In much the same style as Simian, Sasha continued the progressive tech-like vibe, only to fall into a softer more ‘trance-girly’ like finish; a bit of an anticlimax. What wasn’t a let down was Peaches. Known for her outrageous costumes, theatrics and lyrics, Peaches was as always ever impressionable. Starting with a black veil and reducing gradually to a hot pink bodysuit with amorous and space-amour-like shoulder padding… we’re talking at least 30cm peaks here! This woman exudes unique style and presence. Having to gain a good view in the Boiler Room for main act Groove Armada, I had to leave Peaches display.

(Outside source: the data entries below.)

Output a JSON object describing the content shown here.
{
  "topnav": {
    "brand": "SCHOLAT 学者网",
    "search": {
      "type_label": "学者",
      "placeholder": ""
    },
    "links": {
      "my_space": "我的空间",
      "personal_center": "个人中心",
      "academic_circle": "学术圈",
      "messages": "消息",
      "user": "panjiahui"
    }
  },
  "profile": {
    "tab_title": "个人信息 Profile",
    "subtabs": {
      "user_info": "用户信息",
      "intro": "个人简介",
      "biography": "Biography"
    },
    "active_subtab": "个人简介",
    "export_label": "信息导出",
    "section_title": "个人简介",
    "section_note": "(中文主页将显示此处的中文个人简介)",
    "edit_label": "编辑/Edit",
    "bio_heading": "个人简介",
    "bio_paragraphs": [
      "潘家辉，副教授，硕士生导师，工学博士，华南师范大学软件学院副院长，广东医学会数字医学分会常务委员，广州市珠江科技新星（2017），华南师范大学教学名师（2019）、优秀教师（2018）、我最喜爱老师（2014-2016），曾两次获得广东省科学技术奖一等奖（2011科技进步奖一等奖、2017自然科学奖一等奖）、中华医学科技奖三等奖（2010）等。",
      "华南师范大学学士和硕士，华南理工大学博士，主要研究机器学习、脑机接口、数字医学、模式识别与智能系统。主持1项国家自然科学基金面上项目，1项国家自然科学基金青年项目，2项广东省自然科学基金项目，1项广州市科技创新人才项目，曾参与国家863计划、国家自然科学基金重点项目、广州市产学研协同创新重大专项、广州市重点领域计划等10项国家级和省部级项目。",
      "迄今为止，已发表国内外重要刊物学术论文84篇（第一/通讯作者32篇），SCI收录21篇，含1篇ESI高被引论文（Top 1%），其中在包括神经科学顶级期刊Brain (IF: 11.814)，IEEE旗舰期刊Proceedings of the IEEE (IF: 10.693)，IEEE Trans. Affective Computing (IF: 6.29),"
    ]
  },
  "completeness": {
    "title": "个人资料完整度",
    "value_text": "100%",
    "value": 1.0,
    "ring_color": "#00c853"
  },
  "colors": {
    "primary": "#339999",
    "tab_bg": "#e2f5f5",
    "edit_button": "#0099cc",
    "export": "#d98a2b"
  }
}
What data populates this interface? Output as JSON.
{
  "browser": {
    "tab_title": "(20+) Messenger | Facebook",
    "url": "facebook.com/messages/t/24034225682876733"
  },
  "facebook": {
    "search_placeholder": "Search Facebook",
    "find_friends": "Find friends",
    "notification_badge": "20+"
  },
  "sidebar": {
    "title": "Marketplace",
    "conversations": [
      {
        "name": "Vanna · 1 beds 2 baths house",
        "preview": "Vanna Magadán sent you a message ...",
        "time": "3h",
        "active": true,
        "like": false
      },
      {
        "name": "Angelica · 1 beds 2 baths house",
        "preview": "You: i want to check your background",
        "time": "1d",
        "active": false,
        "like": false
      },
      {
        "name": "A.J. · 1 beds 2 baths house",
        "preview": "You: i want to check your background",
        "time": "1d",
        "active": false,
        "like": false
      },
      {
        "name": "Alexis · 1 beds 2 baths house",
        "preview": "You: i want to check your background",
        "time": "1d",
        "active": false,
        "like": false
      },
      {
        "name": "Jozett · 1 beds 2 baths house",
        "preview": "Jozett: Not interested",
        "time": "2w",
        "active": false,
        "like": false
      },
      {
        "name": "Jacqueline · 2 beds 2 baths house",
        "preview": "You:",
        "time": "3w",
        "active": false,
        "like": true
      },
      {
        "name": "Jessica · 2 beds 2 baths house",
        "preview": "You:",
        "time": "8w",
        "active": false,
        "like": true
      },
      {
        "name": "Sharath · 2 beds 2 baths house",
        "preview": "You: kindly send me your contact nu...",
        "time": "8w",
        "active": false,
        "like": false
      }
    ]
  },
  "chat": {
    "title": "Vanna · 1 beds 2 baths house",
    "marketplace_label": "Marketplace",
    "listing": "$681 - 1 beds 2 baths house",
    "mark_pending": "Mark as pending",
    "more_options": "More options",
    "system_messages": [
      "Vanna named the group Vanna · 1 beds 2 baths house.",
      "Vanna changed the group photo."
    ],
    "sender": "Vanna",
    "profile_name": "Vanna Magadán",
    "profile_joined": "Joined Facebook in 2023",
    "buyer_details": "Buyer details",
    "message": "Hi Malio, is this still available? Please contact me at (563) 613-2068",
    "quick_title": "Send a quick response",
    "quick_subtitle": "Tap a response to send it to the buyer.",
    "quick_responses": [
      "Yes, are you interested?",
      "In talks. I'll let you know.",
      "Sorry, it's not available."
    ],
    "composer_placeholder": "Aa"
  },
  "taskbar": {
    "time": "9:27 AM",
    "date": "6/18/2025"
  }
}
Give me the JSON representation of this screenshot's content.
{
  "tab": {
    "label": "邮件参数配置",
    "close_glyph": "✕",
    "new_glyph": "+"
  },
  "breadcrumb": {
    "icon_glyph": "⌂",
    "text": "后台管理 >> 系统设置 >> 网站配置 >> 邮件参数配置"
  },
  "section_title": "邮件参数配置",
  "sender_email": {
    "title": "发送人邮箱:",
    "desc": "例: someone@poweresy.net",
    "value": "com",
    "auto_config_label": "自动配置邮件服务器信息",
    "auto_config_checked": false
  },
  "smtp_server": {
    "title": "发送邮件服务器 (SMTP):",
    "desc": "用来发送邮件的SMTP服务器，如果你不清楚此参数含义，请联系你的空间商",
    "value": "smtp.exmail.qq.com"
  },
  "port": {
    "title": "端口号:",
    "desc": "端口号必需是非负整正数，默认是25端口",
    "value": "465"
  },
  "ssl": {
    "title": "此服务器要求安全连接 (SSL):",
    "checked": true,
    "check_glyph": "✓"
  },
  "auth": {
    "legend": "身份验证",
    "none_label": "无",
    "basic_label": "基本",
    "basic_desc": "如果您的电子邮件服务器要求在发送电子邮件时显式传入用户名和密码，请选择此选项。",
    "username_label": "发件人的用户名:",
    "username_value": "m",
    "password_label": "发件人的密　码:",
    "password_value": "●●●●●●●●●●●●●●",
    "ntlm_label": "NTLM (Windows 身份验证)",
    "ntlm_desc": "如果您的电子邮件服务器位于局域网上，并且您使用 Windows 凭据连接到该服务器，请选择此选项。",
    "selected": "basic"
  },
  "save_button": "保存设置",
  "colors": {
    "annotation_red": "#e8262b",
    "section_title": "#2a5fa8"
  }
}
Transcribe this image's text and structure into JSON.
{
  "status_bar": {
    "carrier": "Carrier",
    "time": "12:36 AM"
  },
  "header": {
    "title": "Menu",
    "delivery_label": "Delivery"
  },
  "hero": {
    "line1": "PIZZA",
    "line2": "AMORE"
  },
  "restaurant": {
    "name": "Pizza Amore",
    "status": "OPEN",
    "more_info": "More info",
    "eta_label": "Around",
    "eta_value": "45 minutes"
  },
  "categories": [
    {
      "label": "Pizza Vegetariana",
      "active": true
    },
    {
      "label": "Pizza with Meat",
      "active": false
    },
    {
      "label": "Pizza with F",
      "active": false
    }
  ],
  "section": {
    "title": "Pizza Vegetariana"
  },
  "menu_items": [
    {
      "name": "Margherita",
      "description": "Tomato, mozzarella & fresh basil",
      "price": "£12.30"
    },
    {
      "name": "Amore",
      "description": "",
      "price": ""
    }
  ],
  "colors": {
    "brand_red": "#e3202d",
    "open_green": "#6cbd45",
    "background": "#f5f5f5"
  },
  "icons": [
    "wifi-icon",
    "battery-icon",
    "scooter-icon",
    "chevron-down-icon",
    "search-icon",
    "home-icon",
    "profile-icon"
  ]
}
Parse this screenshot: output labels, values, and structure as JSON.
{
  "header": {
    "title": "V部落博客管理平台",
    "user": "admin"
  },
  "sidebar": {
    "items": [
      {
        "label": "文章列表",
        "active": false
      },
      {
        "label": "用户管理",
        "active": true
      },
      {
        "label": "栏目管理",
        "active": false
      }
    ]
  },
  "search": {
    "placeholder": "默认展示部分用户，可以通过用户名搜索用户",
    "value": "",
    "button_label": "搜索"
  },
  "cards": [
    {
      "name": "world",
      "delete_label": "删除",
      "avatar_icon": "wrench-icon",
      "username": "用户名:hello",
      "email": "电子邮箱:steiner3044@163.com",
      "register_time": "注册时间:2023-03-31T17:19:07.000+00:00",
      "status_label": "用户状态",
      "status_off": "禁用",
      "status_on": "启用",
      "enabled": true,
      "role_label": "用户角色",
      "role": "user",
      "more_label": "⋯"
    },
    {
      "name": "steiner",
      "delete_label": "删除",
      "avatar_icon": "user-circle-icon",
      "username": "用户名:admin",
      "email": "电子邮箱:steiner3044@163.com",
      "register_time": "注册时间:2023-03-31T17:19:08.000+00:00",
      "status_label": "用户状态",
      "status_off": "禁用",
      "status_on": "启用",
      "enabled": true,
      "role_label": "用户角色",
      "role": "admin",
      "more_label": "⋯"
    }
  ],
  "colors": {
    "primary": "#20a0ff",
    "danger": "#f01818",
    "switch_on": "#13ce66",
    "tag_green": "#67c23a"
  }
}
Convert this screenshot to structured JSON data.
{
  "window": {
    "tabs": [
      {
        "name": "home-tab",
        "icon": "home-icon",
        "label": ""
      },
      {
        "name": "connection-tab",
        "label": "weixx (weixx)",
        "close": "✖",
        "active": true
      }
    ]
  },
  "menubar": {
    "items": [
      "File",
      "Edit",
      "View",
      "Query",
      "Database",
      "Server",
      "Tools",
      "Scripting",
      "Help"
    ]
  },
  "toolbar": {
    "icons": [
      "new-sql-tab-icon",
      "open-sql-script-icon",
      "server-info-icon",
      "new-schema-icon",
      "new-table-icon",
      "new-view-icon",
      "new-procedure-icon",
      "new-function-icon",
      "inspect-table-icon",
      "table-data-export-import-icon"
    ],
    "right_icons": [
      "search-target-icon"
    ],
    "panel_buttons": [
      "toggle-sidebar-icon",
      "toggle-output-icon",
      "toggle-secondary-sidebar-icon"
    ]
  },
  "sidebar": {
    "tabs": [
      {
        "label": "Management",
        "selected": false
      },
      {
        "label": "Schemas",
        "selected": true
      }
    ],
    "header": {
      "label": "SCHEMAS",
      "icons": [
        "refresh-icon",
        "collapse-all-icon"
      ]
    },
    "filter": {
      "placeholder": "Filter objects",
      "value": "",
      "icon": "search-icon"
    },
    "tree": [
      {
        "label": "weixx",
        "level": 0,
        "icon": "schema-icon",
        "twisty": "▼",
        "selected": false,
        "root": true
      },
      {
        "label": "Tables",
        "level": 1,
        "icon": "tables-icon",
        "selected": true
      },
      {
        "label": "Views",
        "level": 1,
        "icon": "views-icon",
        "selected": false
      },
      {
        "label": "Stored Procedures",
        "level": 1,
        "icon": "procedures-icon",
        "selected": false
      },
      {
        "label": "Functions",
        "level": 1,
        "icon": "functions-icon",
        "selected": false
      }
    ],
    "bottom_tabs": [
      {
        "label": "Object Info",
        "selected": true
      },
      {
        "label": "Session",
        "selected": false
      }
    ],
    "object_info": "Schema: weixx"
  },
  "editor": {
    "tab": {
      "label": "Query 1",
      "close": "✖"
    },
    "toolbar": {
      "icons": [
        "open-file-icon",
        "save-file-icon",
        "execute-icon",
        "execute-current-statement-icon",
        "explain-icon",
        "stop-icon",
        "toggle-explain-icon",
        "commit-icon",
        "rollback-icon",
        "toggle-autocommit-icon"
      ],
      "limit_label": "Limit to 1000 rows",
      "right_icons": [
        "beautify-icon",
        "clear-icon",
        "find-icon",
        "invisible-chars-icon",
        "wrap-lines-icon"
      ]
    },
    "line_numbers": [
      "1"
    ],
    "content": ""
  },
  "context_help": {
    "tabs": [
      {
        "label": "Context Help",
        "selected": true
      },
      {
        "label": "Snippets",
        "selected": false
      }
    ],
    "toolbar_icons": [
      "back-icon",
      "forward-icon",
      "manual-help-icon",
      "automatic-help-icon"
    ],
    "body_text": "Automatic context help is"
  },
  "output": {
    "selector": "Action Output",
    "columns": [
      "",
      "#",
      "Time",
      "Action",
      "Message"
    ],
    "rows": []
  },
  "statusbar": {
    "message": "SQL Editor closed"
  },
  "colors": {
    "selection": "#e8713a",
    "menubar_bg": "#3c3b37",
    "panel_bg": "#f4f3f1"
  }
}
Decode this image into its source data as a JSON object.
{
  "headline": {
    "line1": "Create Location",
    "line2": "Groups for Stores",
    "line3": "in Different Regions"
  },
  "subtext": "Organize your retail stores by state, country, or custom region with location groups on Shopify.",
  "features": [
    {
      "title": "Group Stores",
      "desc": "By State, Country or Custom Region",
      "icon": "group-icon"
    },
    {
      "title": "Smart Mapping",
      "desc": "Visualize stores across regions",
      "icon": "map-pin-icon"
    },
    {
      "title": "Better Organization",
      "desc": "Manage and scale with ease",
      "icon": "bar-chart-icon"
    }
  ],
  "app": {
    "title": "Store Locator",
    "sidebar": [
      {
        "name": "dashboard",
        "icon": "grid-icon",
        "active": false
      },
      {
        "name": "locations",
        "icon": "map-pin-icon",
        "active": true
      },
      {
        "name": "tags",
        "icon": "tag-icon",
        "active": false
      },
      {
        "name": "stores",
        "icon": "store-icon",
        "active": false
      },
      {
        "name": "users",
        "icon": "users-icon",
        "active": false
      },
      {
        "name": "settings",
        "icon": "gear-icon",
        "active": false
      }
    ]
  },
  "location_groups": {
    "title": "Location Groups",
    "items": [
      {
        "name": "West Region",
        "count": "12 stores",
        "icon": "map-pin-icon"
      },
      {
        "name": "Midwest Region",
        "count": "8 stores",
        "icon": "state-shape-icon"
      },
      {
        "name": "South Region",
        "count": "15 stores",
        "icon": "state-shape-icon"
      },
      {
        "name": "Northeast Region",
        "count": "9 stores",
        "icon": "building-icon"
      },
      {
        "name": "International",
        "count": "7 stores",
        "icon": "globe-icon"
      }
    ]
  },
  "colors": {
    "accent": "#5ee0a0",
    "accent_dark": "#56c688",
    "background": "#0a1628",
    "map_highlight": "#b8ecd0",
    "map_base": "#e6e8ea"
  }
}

I had a very open mind as what to expect from Groove Armada, although maybe I was a little daft in assuming there would be a fair amount of ‘groove.’ Having to check my ‘non-cheap-plastic-sunnies-wearing’ eyes, I thought Peaches was doing a cameo appearance! Sporting an almost identical style short blonde haircut, and a blue-silver bodysuit with amorous and space-amour-like shoulder padding…Yes, the same style outfit as observed earlier! Suddenly I wondered if I had missed something. Then, there was a whole lot more rock, Peaches style, to boot. So with not much groove, but a whole lot of live instrumentation, it seems like the Groove was taken out of the Armada, and that special touch lost somewhere in the delivery. Although there was some amazing drumming and reworks of classic tracks like Easy and Super Styling, the act would have been more fitting for the main stage at the Big Day Out; especially with no I See You Baby lines to be heard.
Although I was still at least 8 IQ points down, without the previous years heatstroke and Boiler Room finisher amazement, I felt like I hadn’t partied quite as hard as I should have. With the exception of a few pockets of great technical amazement like Itch-E and Scratch-E, Simian Mobile Disco and the first half of Sasha’s set, this event won’t go down as a personal favourite for a Big Day Out event. Although it was refreshing not to feel sniffer dogs up against you and police officers acting with a tough ego like at the more commercial dance events, this was much more of live hip-hop/rock style event; much more like the Big Day Out of the earlier years.